Obama film was revealing and, potentially, scary
Last week, I had the experience of watching “2016.” I had had mixed expectations before I went, thinking there would be a certain amount of Obama- or Democrat-bashing. There was neither. Instead, I saw a portrayal of the ascent of a young politician with limited government experience and no business background to the highest office in the land. The purpose of the documentary was to find out what motivates this young man, Barack Hussein Obama, and I think it succeeded.
If the producers of this film were accurate in their theorizations, I just witnessed the scariest movie of my life! Before the film moves to other venues, you owe it to yourselves to spend a little time in a theater, currently the Eltrym in Baker City, and watch it.
Robert L. Heriza
Remembering a great hike, and a better friend
In reading your wonderful article in the Herald (Sept. 7) about your Eagle Cap Wilderness hike, I relived a four-day trip in 1977 — up Main Eagle, down Trail Creek to Minam River, over the pass to the Lakes Basin, Glacier Lake, Frazier Lake, up Polaris Pass, and down East Fork Wallowa to Wallowa Lake — which I took with former Baker County Librarian Ron Walrod and Frey, his big Malamute dog. Frey carried his own food.
Ron was one of the healthiest and most fit persons I have ever known. He was a vegetarian long before it became common. And every day of the week, he ran seven miles behind his dogsled (on wheels) pulled by his team of huskies and Frey. He introduced me to long-distance running and competing together in 10Ks and half-marathons. In the winter we cross-country skied high into the Elkhorns and camped on snow when the temperature was as low as 5 degrees.
Your trek over Polaris Pass brought back the special memory of our climb out of Frazier Lake, up the steep west side of Polaris Pass, and over to Aneroid Lake. By the time we reached the top of the pass, after hiking switchback after switchback up 3,000 vertical feet of sharp scree, Ron was suffering silently from huge blisters on both heals and Frey’s paws were bleeding.
Ron was very tough with a high tolerance for pain. When we reached Anaroid Lake the air temperature was a rare 80 degrees. Nevertheless, I dared do no more than soak my aching feet in the still-frigid water. Ron stripped down and swam for about 20 minutes.

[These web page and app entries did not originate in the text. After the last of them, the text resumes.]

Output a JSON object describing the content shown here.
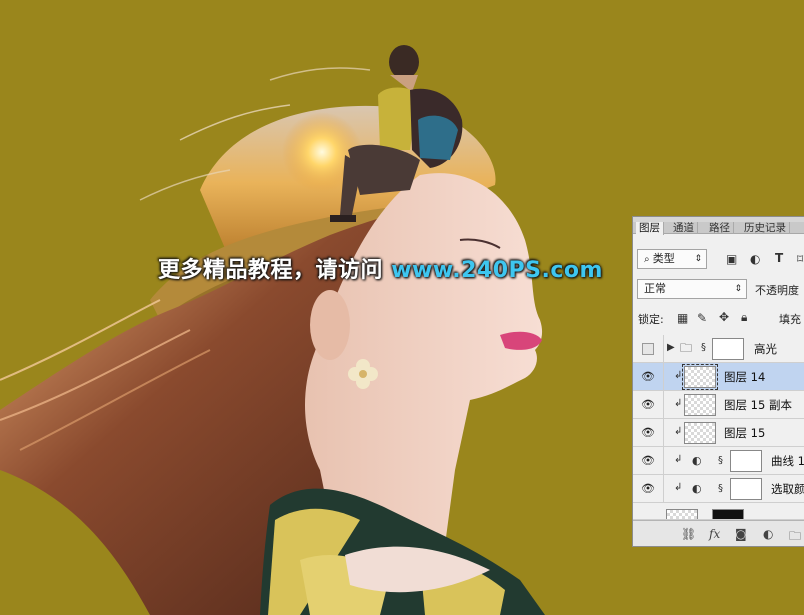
{
  "watermark": {
    "text": "更多精品教程，请访问",
    "url": "www.240PS.com"
  },
  "layers_panel": {
    "tabs": [
      "图层",
      "通道",
      "路径",
      "历史记录"
    ],
    "active_tab": "图层",
    "filter": {
      "icon": "search-icon",
      "value": "类型"
    },
    "blend_mode": "正常",
    "opacity_label": "不透明度",
    "lock_label": "锁定:",
    "fill_label": "填充",
    "layers": [
      {
        "name": "高光",
        "type": "group",
        "visible": false,
        "selected": false
      },
      {
        "name": "图层 14",
        "type": "pixel",
        "visible": true,
        "selected": true,
        "clipped": true
      },
      {
        "name": "图层 15 副本",
        "type": "pixel",
        "visible": true,
        "selected": false,
        "clipped": true
      },
      {
        "name": "图层 15",
        "type": "pixel",
        "visible": true,
        "selected": false,
        "clipped": true
      },
      {
        "name": "曲线 1",
        "type": "adjustment",
        "visible": true,
        "selected": false,
        "clipped": true
      },
      {
        "name": "选取颜",
        "type": "adjustment",
        "visible": true,
        "selected": false,
        "clipped": true
      }
    ],
    "footer_icons": [
      "link-icon",
      "fx-icon",
      "mask-icon",
      "adjustment-icon",
      "folder-icon"
    ],
    "footer_fx": "fx"
  },
  "colors": {
    "background": "#9a861c",
    "watermark_url": "#3ec6f0",
    "selected_layer": "#c0d4f0"
  }
}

Ron’s healthy living did not save him from a cancerous brain tumor that surgery was only able to partially remove. The county’s popular librarian died in 1982 at age 33.